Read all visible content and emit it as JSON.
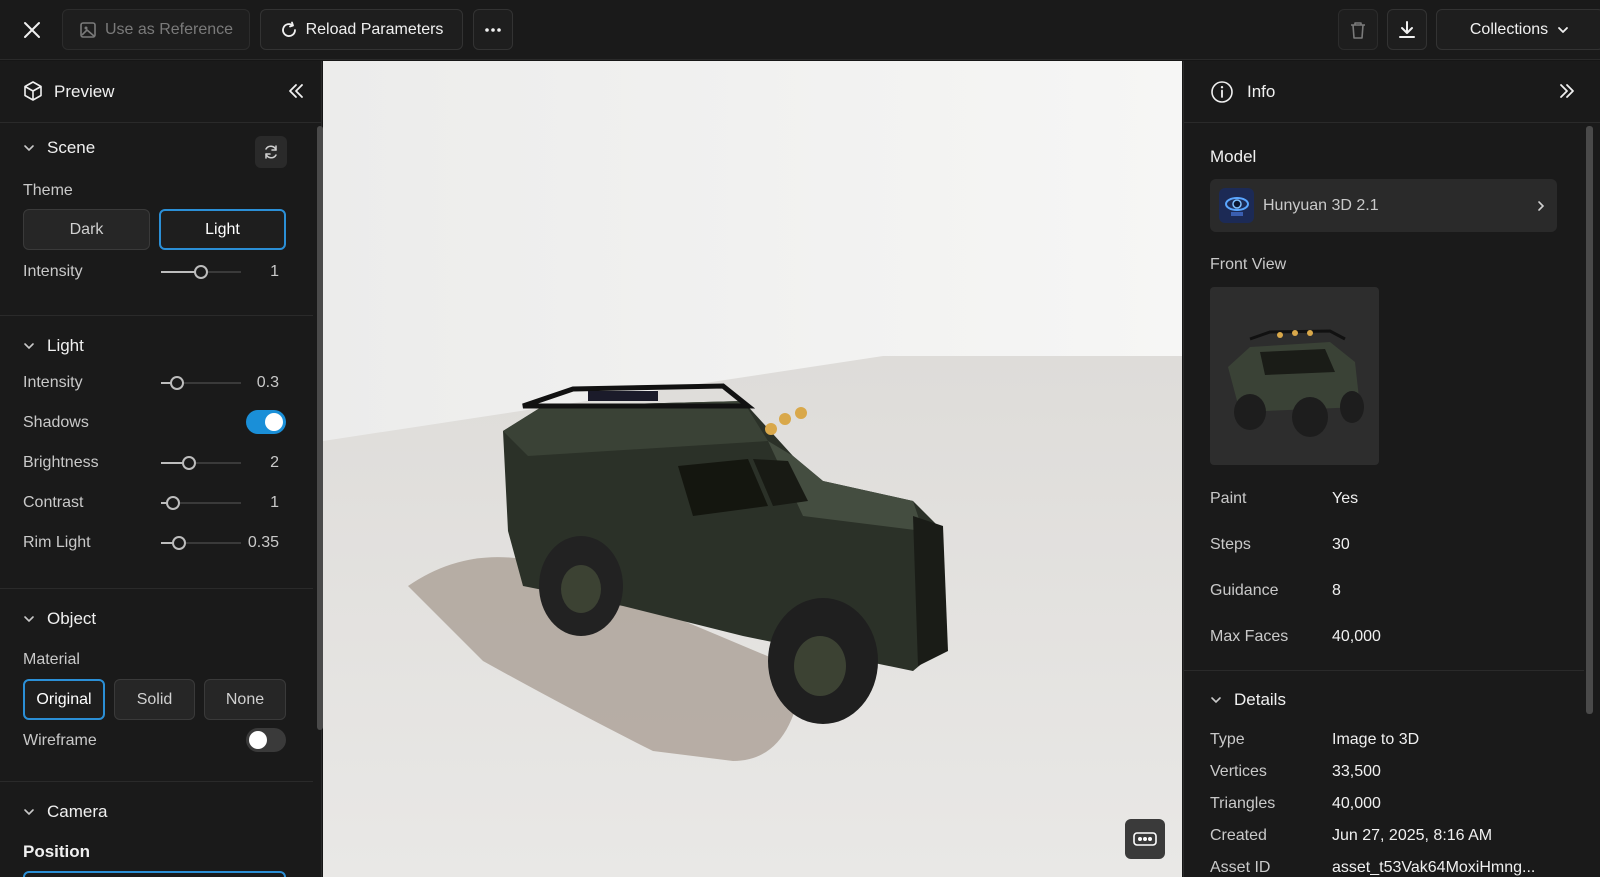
{
  "topbar": {
    "use_as_reference": "Use as Reference",
    "reload_parameters": "Reload Parameters",
    "collections": "Collections"
  },
  "left_panel": {
    "title": "Preview",
    "scene": {
      "heading": "Scene",
      "theme_label": "Theme",
      "theme_options": [
        "Dark",
        "Light"
      ],
      "theme_selected": "Light",
      "intensity_label": "Intensity",
      "intensity_value": "1",
      "intensity_level": 0.5
    },
    "light": {
      "heading": "Light",
      "intensity_label": "Intensity",
      "intensity_value": "0.3",
      "intensity_level": 0.2,
      "shadows_label": "Shadows",
      "shadows_on": true,
      "brightness_label": "Brightness",
      "brightness_value": "2",
      "brightness_level": 0.35,
      "contrast_label": "Contrast",
      "contrast_value": "1",
      "contrast_level": 0.15,
      "rim_light_label": "Rim Light",
      "rim_light_value": "0.35",
      "rim_light_level": 0.22
    },
    "object": {
      "heading": "Object",
      "material_label": "Material",
      "material_options": [
        "Original",
        "Solid",
        "None"
      ],
      "material_selected": "Original",
      "wireframe_label": "Wireframe",
      "wireframe_on": false
    },
    "camera": {
      "heading": "Camera",
      "position_label": "Position"
    }
  },
  "right_panel": {
    "title": "Info",
    "model_label": "Model",
    "model_name": "Hunyuan 3D 2.1",
    "front_view_label": "Front View",
    "params": [
      {
        "label": "Paint",
        "value": "Yes"
      },
      {
        "label": "Steps",
        "value": "30"
      },
      {
        "label": "Guidance",
        "value": "8"
      },
      {
        "label": "Max Faces",
        "value": "40,000"
      }
    ],
    "details_heading": "Details",
    "details": [
      {
        "label": "Type",
        "value": "Image to 3D"
      },
      {
        "label": "Vertices",
        "value": "33,500"
      },
      {
        "label": "Triangles",
        "value": "40,000"
      },
      {
        "label": "Created",
        "value": "Jun 27, 2025, 8:16 AM"
      },
      {
        "label": "Asset ID",
        "value": "asset_t53Vak64MoxiHmng..."
      }
    ]
  },
  "colors": {
    "accent": "#1a8fd8",
    "panel_bg": "#1a1a1a",
    "viewport_bg": "#f3f3f2"
  },
  "icons": [
    "close-icon",
    "image-icon",
    "reload-icon",
    "more-icon",
    "trash-icon",
    "download-icon",
    "chevron-down-icon",
    "cube-icon",
    "collapse-left-icon",
    "refresh-icon",
    "info-icon",
    "collapse-right-icon",
    "chevron-right-icon",
    "controls-icon"
  ]
}
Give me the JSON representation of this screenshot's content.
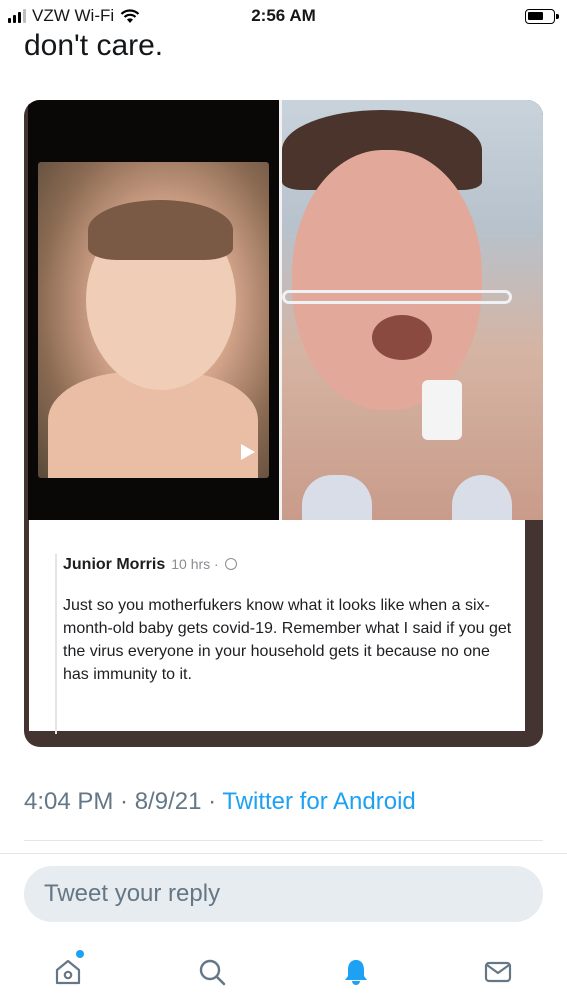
{
  "status_bar": {
    "carrier": "VZW Wi-Fi",
    "time": "2:56 AM"
  },
  "tweet": {
    "text_tail": "don't care.",
    "embedded_post": {
      "author": "Junior Morris",
      "time_ago": "10 hrs",
      "separator": "·",
      "body": "Just so you motherfukers know what it looks like when a six-month-old baby gets covid-19. Remember what I said if you get the virus everyone in your household gets it because no one has immunity to it."
    },
    "timestamp": "4:04 PM · 8/9/21 · ",
    "source": "Twitter for Android"
  },
  "reply": {
    "placeholder": "Tweet your reply"
  },
  "tabs": [
    {
      "name": "home",
      "icon": "home-icon"
    },
    {
      "name": "search",
      "icon": "search-icon"
    },
    {
      "name": "notifications",
      "icon": "bell-icon"
    },
    {
      "name": "messages",
      "icon": "mail-icon"
    }
  ],
  "colors": {
    "accent": "#1da1f2",
    "muted": "#657786",
    "reply_bg": "#e6ecf0"
  }
}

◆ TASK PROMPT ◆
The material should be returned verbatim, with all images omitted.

◆ TASK ANSWER ◆
Read all visible content and emit it as JSON.
{
  "topbar": {
    "use_as_reference": "Use as Reference",
    "reload_parameters": "Reload Parameters",
    "collections": "Collections"
  },
  "left_panel": {
    "title": "Preview",
    "scene": {
      "heading": "Scene",
      "theme_label": "Theme",
      "theme_options": [
        "Dark",
        "Light"
      ],
      "theme_selected": "Light",
      "intensity_label": "Intensity",
      "intensity_value": "1",
      "intensity_level": 0.5
    },
    "light": {
      "heading": "Light",
      "intensity_label": "Intensity",
      "intensity_value": "0.3",
      "intensity_level": 0.2,
      "shadows_label": "Shadows",
      "shadows_on": true,
      "brightness_label": "Brightness",
      "brightness_value": "2",
      "brightness_level": 0.35,
      "contrast_label": "Contrast",
      "contrast_value": "1",
      "contrast_level": 0.15,
      "rim_light_label": "Rim Light",
      "rim_light_value": "0.35",
      "rim_light_level": 0.22
    },
    "object": {
      "heading": "Object",
      "material_label": "Material",
      "material_options": [
        "Original",
        "Solid",
        "None"
      ],
      "material_selected": "Original",
      "wireframe_label": "Wireframe",
      "wireframe_on": false
    },
    "camera": {
      "heading": "Camera",
      "position_label": "Position"
    }
  },
  "right_panel": {
    "title": "Info",
    "model_label": "Model",
    "model_name": "Hunyuan 3D 2.1",
    "front_view_label": "Front View",
    "params": [
      {
        "label": "Paint",
        "value": "Yes"
      },
      {
        "label": "Steps",
        "value": "30"
      },
      {
        "label": "Guidance",
        "value": "8"
      },
      {
        "label": "Max Faces",
        "value": "40,000"
      }
    ],
    "details_heading": "Details",
    "details": [
      {
        "label": "Type",
        "value": "Image to 3D"
      },
      {
        "label": "Vertices",
        "value": "33,500"
      },
      {
        "label": "Triangles",
        "value": "40,000"
      },
      {
        "label": "Created",
        "value": "Jun 27, 2025, 8:16 AM"
      },
      {
        "label": "Asset ID",
        "value": "asset_t53Vak64MoxiHmng..."
      }
    ]
  },
  "colors": {
    "accent": "#1a8fd8",
    "panel_bg": "#1a1a1a",
    "viewport_bg": "#f3f3f2"
  },
  "icons": [
    "close-icon",
    "image-icon",
    "reload-icon",
    "more-icon",
    "trash-icon",
    "download-icon",
    "chevron-down-icon",
    "cube-icon",
    "collapse-left-icon",
    "refresh-icon",
    "info-icon",
    "collapse-right-icon",
    "chevron-right-icon",
    "controls-icon"
  ]
}
Give me the JSON representation of this screenshot's content.
{
  "status_bar": {
    "carrier": "VZW Wi-Fi",
    "time": "2:56 AM"
  },
  "tweet": {
    "text_tail": "don't care.",
    "embedded_post": {
      "author": "Junior Morris",
      "time_ago": "10 hrs",
      "separator": "·",
      "body": "Just so you motherfukers know what it looks like when a six-month-old baby gets covid-19. Remember what I said if you get the virus everyone in your household gets it because no one has immunity to it."
    },
    "timestamp": "4:04 PM · 8/9/21 · ",
    "source": "Twitter for Android"
  },
  "reply": {
    "placeholder": "Tweet your reply"
  },
  "tabs": [
    {
      "name": "home",
      "icon": "home-icon"
    },
    {
      "name": "search",
      "icon": "search-icon"
    },
    {
      "name": "notifications",
      "icon": "bell-icon"
    },
    {
      "name": "messages",
      "icon": "mail-icon"
    }
  ],
  "colors": {
    "accent": "#1da1f2",
    "muted": "#657786",
    "reply_bg": "#e6ecf0"
  }
}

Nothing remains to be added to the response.